Data about app and page elements

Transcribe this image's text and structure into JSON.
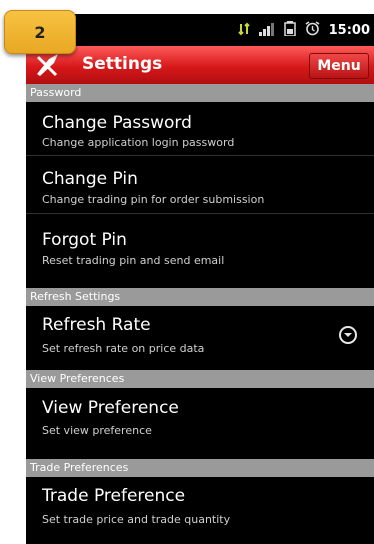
{
  "step_badge": "2",
  "status_bar": {
    "time": "15:00"
  },
  "title_bar": {
    "title": "Settings",
    "menu_label": "Menu"
  },
  "sections": {
    "password": {
      "header": "Password",
      "items": [
        {
          "title": "Change Password",
          "subtitle": "Change application login password"
        },
        {
          "title": "Change Pin",
          "subtitle": "Change trading pin for order submission"
        },
        {
          "title": "Forgot Pin",
          "subtitle": "Reset trading pin and send email"
        }
      ]
    },
    "refresh": {
      "header": "Refresh Settings",
      "items": [
        {
          "title": "Refresh Rate",
          "subtitle": "Set refresh rate on price data"
        }
      ]
    },
    "view": {
      "header": "View Preferences",
      "items": [
        {
          "title": "View Preference",
          "subtitle": "Set view preference"
        }
      ]
    },
    "trade": {
      "header": "Trade Preferences",
      "items": [
        {
          "title": "Trade Preference",
          "subtitle": "Set trade price and trade quantity"
        }
      ]
    }
  },
  "colors": {
    "title_bar": "#d7181a",
    "section_header": "#9a9a9a",
    "badge": "#f0b532"
  }
}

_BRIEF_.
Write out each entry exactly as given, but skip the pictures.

_EXERCISE SOLUTION_.
Transcribe this image's text and structure into JSON.
{
  "step_badge": "2",
  "status_bar": {
    "time": "15:00"
  },
  "title_bar": {
    "title": "Settings",
    "menu_label": "Menu"
  },
  "sections": {
    "password": {
      "header": "Password",
      "items": [
        {
          "title": "Change Password",
          "subtitle": "Change application login password"
        },
        {
          "title": "Change Pin",
          "subtitle": "Change trading pin for order submission"
        },
        {
          "title": "Forgot Pin",
          "subtitle": "Reset trading pin and send email"
        }
      ]
    },
    "refresh": {
      "header": "Refresh Settings",
      "items": [
        {
          "title": "Refresh Rate",
          "subtitle": "Set refresh rate on price data"
        }
      ]
    },
    "view": {
      "header": "View Preferences",
      "items": [
        {
          "title": "View Preference",
          "subtitle": "Set view preference"
        }
      ]
    },
    "trade": {
      "header": "Trade Preferences",
      "items": [
        {
          "title": "Trade Preference",
          "subtitle": "Set trade price and trade quantity"
        }
      ]
    }
  },
  "colors": {
    "title_bar": "#d7181a",
    "section_header": "#9a9a9a",
    "badge": "#f0b532"
  }
}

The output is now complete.